## EXERCISE DETAILS
Set down the entries that follow exactly as written, leaving out any images.

Dataset excerpts:
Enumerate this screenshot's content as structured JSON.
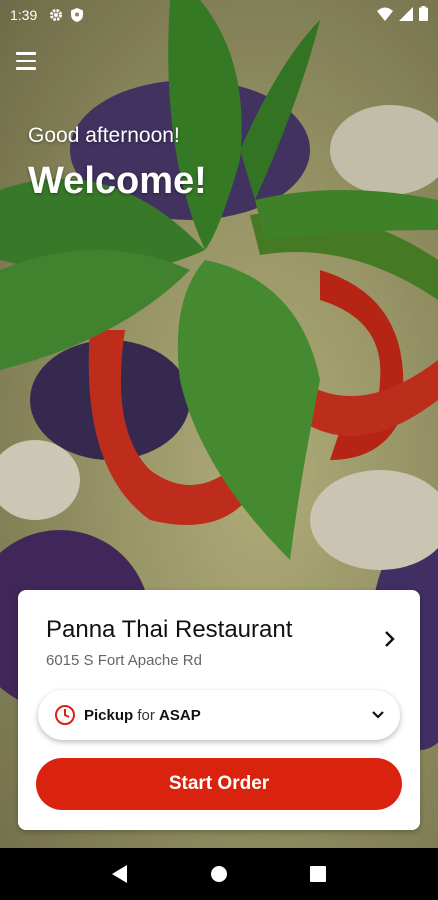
{
  "status_bar": {
    "time": "1:39"
  },
  "hero": {
    "greeting": "Good afternoon!",
    "title": "Welcome!"
  },
  "restaurant": {
    "name": "Panna Thai Restaurant",
    "address": "6015 S Fort Apache Rd"
  },
  "order_mode": {
    "mode": "Pickup",
    "connector": "for",
    "time": "ASAP"
  },
  "actions": {
    "start_order": "Start Order"
  },
  "colors": {
    "accent": "#d9230f",
    "card_bg": "#ffffff"
  }
}
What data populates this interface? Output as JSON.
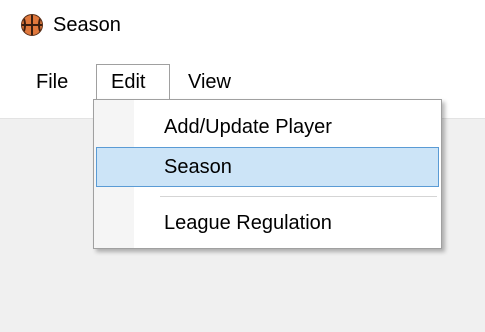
{
  "window": {
    "title": "Season",
    "icon": "basketball-icon"
  },
  "menubar": {
    "items": [
      {
        "label": "File"
      },
      {
        "label": "Edit",
        "open": true
      },
      {
        "label": "View"
      }
    ]
  },
  "edit_menu": {
    "items": [
      {
        "label": "Add/Update Player",
        "highlighted": false
      },
      {
        "label": "Season",
        "highlighted": true
      },
      {
        "label": "League Regulation",
        "highlighted": false
      }
    ]
  },
  "colors": {
    "highlight_fill": "#cce4f7",
    "highlight_border": "#5a9bd5",
    "icon_orange": "#e0783c"
  }
}
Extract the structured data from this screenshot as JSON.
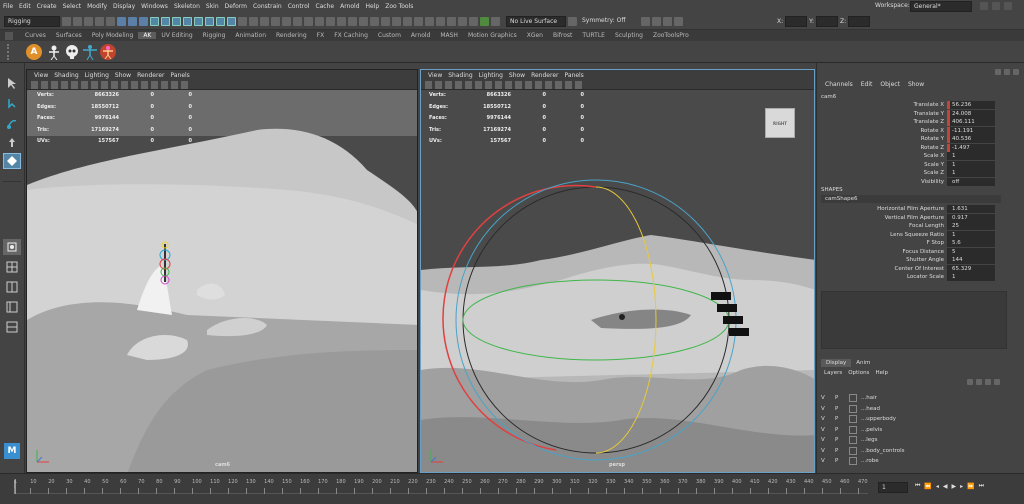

## RESPONSE AREA
Enumerate this screenshot's content as structured JSON.
{
  "status_bar": {
    "time": "1:39"
  },
  "hero": {
    "greeting": "Good afternoon!",
    "title": "Welcome!"
  },
  "restaurant": {
    "name": "Panna Thai Restaurant",
    "address": "6015 S Fort Apache Rd"
  },
  "order_mode": {
    "mode": "Pickup",
    "connector": "for",
    "time": "ASAP"
  },
  "actions": {
    "start_order": "Start Order"
  },
  "colors": {
    "accent": "#d9230f",
    "card_bg": "#ffffff"
  }
}
What data populates this interface? Output as JSON.
{
  "window": {
    "title": "Season",
    "icon": "basketball-icon"
  },
  "menubar": {
    "items": [
      {
        "label": "File"
      },
      {
        "label": "Edit",
        "open": true
      },
      {
        "label": "View"
      }
    ]
  },
  "edit_menu": {
    "items": [
      {
        "label": "Add/Update Player",
        "highlighted": false
      },
      {
        "label": "Season",
        "highlighted": true
      },
      {
        "label": "League Regulation",
        "highlighted": false
      }
    ]
  },
  "colors": {
    "highlight_fill": "#cce4f7",
    "highlight_border": "#5a9bd5",
    "icon_orange": "#e0783c"
  }
}
Extract the structured data from this screenshot as JSON.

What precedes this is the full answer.